TASK STATEMENT :: Determine the number of lines in the data that contain "description". Answer with that number only.

___ PROVIDED DATA

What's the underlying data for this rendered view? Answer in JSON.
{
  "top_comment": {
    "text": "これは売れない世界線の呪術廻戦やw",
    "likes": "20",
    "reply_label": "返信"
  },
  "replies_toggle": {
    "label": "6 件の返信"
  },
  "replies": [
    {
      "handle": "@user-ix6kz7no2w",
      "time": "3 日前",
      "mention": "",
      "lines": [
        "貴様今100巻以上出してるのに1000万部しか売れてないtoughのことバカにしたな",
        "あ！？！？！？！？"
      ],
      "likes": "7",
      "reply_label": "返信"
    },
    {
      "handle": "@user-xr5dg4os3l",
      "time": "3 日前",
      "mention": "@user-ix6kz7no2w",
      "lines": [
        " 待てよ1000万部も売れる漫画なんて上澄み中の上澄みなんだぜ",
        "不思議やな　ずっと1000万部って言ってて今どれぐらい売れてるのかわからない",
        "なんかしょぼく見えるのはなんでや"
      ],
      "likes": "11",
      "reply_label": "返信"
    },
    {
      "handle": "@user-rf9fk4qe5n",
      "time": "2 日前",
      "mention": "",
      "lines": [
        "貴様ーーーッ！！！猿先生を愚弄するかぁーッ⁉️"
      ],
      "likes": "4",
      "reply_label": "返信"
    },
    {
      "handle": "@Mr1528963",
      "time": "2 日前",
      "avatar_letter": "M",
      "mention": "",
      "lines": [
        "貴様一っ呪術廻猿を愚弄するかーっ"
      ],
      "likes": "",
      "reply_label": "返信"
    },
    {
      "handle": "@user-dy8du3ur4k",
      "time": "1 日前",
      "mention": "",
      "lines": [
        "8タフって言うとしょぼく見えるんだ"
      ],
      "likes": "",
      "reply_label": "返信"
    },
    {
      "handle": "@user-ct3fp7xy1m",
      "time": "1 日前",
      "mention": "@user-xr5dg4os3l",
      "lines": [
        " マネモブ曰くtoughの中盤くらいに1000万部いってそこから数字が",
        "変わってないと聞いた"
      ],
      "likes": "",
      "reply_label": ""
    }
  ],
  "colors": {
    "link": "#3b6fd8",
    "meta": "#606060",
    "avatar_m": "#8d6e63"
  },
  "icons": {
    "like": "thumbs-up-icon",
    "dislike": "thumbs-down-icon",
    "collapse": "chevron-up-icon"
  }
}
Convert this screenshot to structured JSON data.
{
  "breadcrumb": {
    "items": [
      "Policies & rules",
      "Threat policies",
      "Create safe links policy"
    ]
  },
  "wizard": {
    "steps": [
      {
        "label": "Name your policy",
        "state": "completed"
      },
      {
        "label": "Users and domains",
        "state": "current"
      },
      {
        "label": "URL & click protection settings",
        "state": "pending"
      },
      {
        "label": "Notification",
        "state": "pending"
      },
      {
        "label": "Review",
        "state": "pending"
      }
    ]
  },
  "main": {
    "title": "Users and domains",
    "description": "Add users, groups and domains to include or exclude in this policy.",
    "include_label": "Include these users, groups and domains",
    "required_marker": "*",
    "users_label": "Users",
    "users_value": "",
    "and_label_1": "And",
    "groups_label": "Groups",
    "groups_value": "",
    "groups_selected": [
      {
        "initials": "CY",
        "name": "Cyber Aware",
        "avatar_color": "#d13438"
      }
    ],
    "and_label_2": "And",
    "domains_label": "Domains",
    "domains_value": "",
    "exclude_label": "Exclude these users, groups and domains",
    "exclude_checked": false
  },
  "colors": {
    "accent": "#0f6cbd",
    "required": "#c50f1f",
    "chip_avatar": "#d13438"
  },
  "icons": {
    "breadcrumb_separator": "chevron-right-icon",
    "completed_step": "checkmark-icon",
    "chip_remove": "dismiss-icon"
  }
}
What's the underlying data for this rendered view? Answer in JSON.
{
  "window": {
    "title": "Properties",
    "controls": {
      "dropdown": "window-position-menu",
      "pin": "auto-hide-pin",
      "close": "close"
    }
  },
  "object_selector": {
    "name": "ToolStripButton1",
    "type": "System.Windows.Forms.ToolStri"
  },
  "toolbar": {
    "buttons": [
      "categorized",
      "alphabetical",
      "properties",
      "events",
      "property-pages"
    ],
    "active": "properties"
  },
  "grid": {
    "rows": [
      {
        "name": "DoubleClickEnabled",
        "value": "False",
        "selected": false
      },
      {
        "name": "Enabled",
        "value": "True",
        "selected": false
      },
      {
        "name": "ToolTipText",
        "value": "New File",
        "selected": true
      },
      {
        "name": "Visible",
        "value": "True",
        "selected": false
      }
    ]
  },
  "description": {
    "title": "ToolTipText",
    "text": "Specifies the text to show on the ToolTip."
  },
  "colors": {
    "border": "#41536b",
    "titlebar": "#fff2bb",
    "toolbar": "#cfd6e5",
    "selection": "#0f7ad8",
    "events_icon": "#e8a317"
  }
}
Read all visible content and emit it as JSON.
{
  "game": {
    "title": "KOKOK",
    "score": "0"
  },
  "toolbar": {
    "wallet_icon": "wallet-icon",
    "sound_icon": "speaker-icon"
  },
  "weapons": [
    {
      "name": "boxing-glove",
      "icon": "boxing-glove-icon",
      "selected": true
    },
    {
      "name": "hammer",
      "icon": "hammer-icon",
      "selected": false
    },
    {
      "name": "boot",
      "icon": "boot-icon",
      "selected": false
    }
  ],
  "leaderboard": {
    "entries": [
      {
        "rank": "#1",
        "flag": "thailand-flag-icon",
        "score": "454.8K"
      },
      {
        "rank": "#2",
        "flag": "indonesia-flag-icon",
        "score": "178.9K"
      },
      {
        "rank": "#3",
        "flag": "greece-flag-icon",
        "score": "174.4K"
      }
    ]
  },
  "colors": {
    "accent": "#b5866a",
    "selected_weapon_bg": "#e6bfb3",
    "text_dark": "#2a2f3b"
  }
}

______

YOUR SOLUTION :: 2